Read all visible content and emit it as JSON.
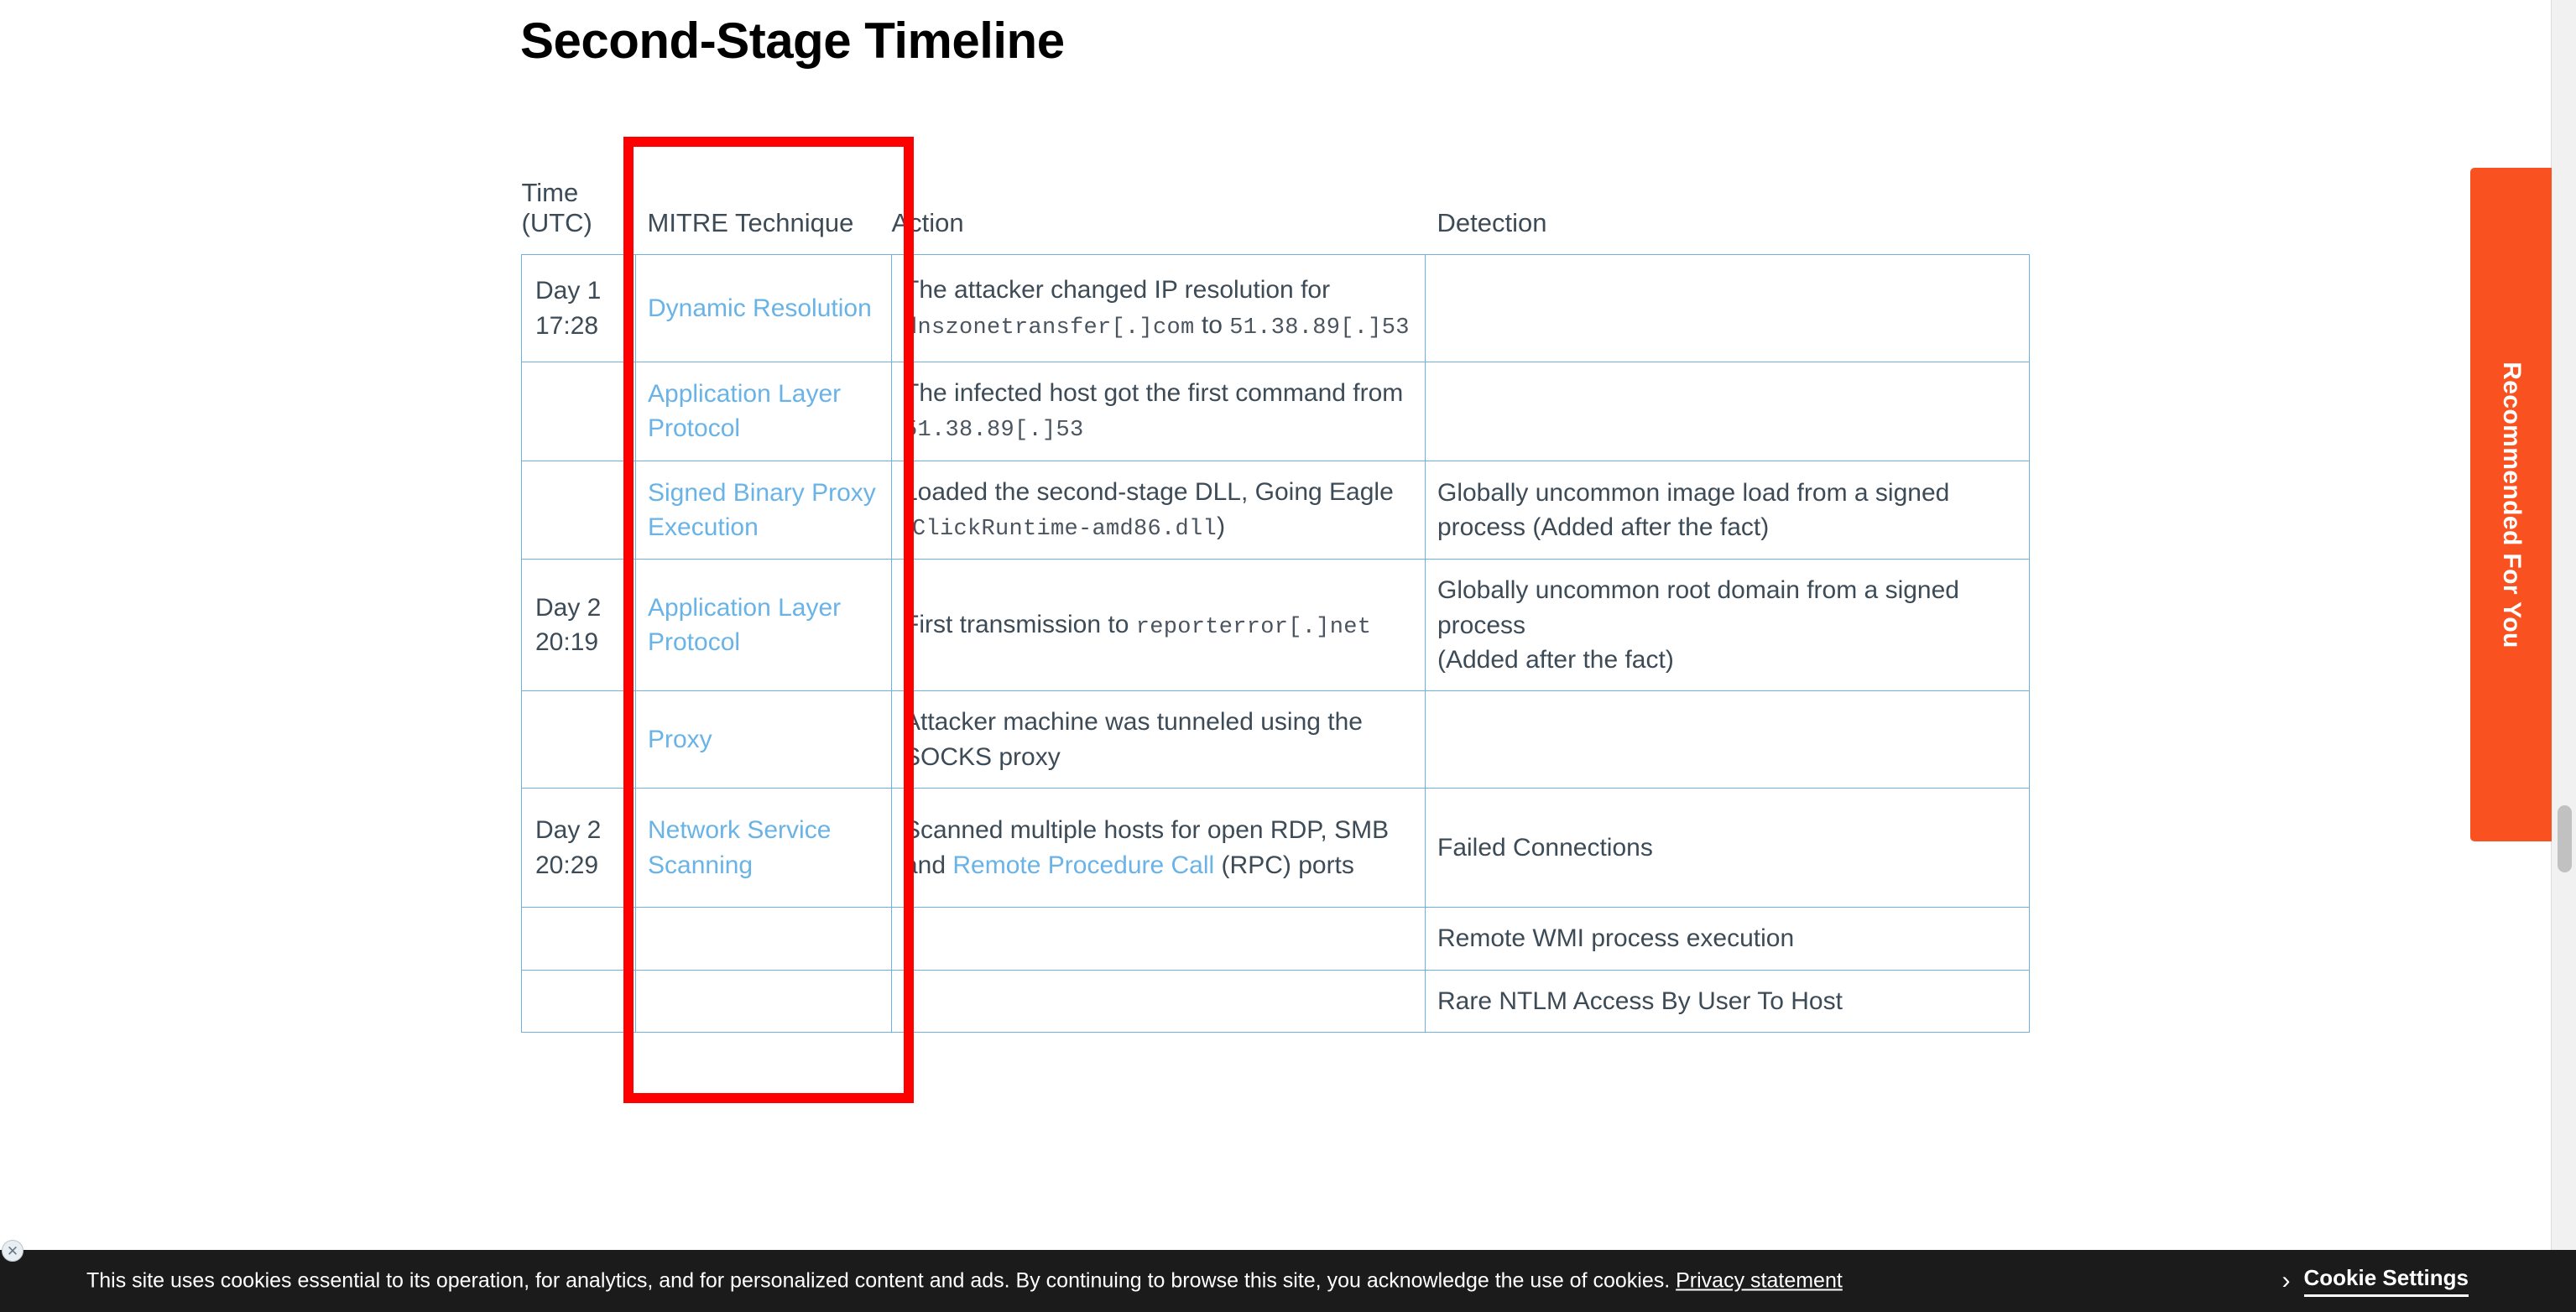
{
  "page": {
    "title": "Second-Stage Timeline"
  },
  "table": {
    "headers": {
      "time": "Time (UTC)",
      "time_line1": "Time",
      "time_line2": "(UTC)",
      "technique": "MITRE Technique",
      "action": "Action",
      "detection": "Detection"
    },
    "rows": [
      {
        "time": "Day 1 17:28",
        "time_line1": "Day 1",
        "time_line2": "17:28",
        "technique": "Dynamic Resolution",
        "action_parts": [
          {
            "type": "text",
            "value": "The attacker changed IP resolution for "
          },
          {
            "type": "code",
            "value": "dnszonetransfer[.]com"
          },
          {
            "type": "text",
            "value": " to "
          },
          {
            "type": "code",
            "value": "51.38.89[.]53"
          }
        ],
        "detection": ""
      },
      {
        "time": "",
        "technique": "Application Layer Protocol",
        "action_parts": [
          {
            "type": "text",
            "value": "The infected host got the first command from "
          },
          {
            "type": "code",
            "value": "51.38.89[.]53"
          }
        ],
        "detection": ""
      },
      {
        "time": "Day 2 20:19",
        "time_line1": "Day 2",
        "time_line2": "20:19",
        "technique": "Signed Binary Proxy Execution",
        "action_parts": [
          {
            "type": "text",
            "value": "Loaded the second-stage DLL, Going Eagle ("
          },
          {
            "type": "code",
            "value": "ClickRuntime-amd86.dll"
          },
          {
            "type": "text",
            "value": ")"
          }
        ],
        "detection": "Globally uncommon image load from a signed process (Added after the fact)"
      },
      {
        "time": "",
        "technique": "Application Layer Protocol",
        "action_parts": [
          {
            "type": "text",
            "value": "First transmission to "
          },
          {
            "type": "code",
            "value": "reporterror[.]net"
          }
        ],
        "detection_line1": "Globally uncommon root domain from a signed process",
        "detection_line2": "(Added after the fact)"
      },
      {
        "time": "",
        "technique": "Proxy",
        "action_parts": [
          {
            "type": "text",
            "value": "Attacker machine was tunneled using the SOCKS proxy"
          }
        ],
        "detection": ""
      },
      {
        "time": "Day 2 20:29",
        "time_line1": "Day 2",
        "time_line2": "20:29",
        "technique": "Network Service Scanning",
        "action_parts": [
          {
            "type": "text",
            "value": "Scanned multiple hosts for open RDP, SMB and "
          },
          {
            "type": "link",
            "value": "Remote Procedure Call"
          },
          {
            "type": "text",
            "value": " (RPC) ports"
          }
        ],
        "detection": "Failed Connections"
      },
      {
        "time": "",
        "technique": "",
        "action_parts": [],
        "detection": "Remote WMI process execution"
      },
      {
        "time": "",
        "technique": "",
        "action_parts": [],
        "detection": "Rare NTLM Access By User To Host"
      }
    ]
  },
  "annotation": {
    "color": "#ff0000",
    "target": "MITRE Technique column"
  },
  "recommended_tab": {
    "label": "Recommended For You",
    "color": "#f9511f"
  },
  "cookie_banner": {
    "text": "This site uses cookies essential to its operation, for analytics, and for personalized content and ads. By continuing to browse this site, you acknowledge the use of cookies.",
    "privacy_link": "Privacy statement",
    "settings_label": "Cookie Settings",
    "chevron": "›",
    "close_icon": "✕"
  }
}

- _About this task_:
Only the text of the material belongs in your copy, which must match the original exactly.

- _Response area_:
Read all visible content and emit it as JSON.
{
  "page": {
    "title": "Second-Stage Timeline"
  },
  "table": {
    "headers": {
      "time": "Time (UTC)",
      "time_line1": "Time",
      "time_line2": "(UTC)",
      "technique": "MITRE Technique",
      "action": "Action",
      "detection": "Detection"
    },
    "rows": [
      {
        "time": "Day 1 17:28",
        "time_line1": "Day 1",
        "time_line2": "17:28",
        "technique": "Dynamic Resolution",
        "action_parts": [
          {
            "type": "text",
            "value": "The attacker changed IP resolution for "
          },
          {
            "type": "code",
            "value": "dnszonetransfer[.]com"
          },
          {
            "type": "text",
            "value": " to "
          },
          {
            "type": "code",
            "value": "51.38.89[.]53"
          }
        ],
        "detection": ""
      },
      {
        "time": "",
        "technique": "Application Layer Protocol",
        "action_parts": [
          {
            "type": "text",
            "value": "The infected host got the first command from "
          },
          {
            "type": "code",
            "value": "51.38.89[.]53"
          }
        ],
        "detection": ""
      },
      {
        "time": "Day 2 20:19",
        "time_line1": "Day 2",
        "time_line2": "20:19",
        "technique": "Signed Binary Proxy Execution",
        "action_parts": [
          {
            "type": "text",
            "value": "Loaded the second-stage DLL, Going Eagle ("
          },
          {
            "type": "code",
            "value": "ClickRuntime-amd86.dll"
          },
          {
            "type": "text",
            "value": ")"
          }
        ],
        "detection": "Globally uncommon image load from a signed process (Added after the fact)"
      },
      {
        "time": "",
        "technique": "Application Layer Protocol",
        "action_parts": [
          {
            "type": "text",
            "value": "First transmission to "
          },
          {
            "type": "code",
            "value": "reporterror[.]net"
          }
        ],
        "detection_line1": "Globally uncommon root domain from a signed process",
        "detection_line2": "(Added after the fact)"
      },
      {
        "time": "",
        "technique": "Proxy",
        "action_parts": [
          {
            "type": "text",
            "value": "Attacker machine was tunneled using the SOCKS proxy"
          }
        ],
        "detection": ""
      },
      {
        "time": "Day 2 20:29",
        "time_line1": "Day 2",
        "time_line2": "20:29",
        "technique": "Network Service Scanning",
        "action_parts": [
          {
            "type": "text",
            "value": "Scanned multiple hosts for open RDP, SMB and "
          },
          {
            "type": "link",
            "value": "Remote Procedure Call"
          },
          {
            "type": "text",
            "value": " (RPC) ports"
          }
        ],
        "detection": "Failed Connections"
      },
      {
        "time": "",
        "technique": "",
        "action_parts": [],
        "detection": "Remote WMI process execution"
      },
      {
        "time": "",
        "technique": "",
        "action_parts": [],
        "detection": "Rare NTLM Access By User To Host"
      }
    ]
  },
  "annotation": {
    "color": "#ff0000",
    "target": "MITRE Technique column"
  },
  "recommended_tab": {
    "label": "Recommended For You",
    "color": "#f9511f"
  },
  "cookie_banner": {
    "text": "This site uses cookies essential to its operation, for analytics, and for personalized content and ads. By continuing to browse this site, you acknowledge the use of cookies.",
    "privacy_link": "Privacy statement",
    "settings_label": "Cookie Settings",
    "chevron": "›",
    "close_icon": "✕"
  }
}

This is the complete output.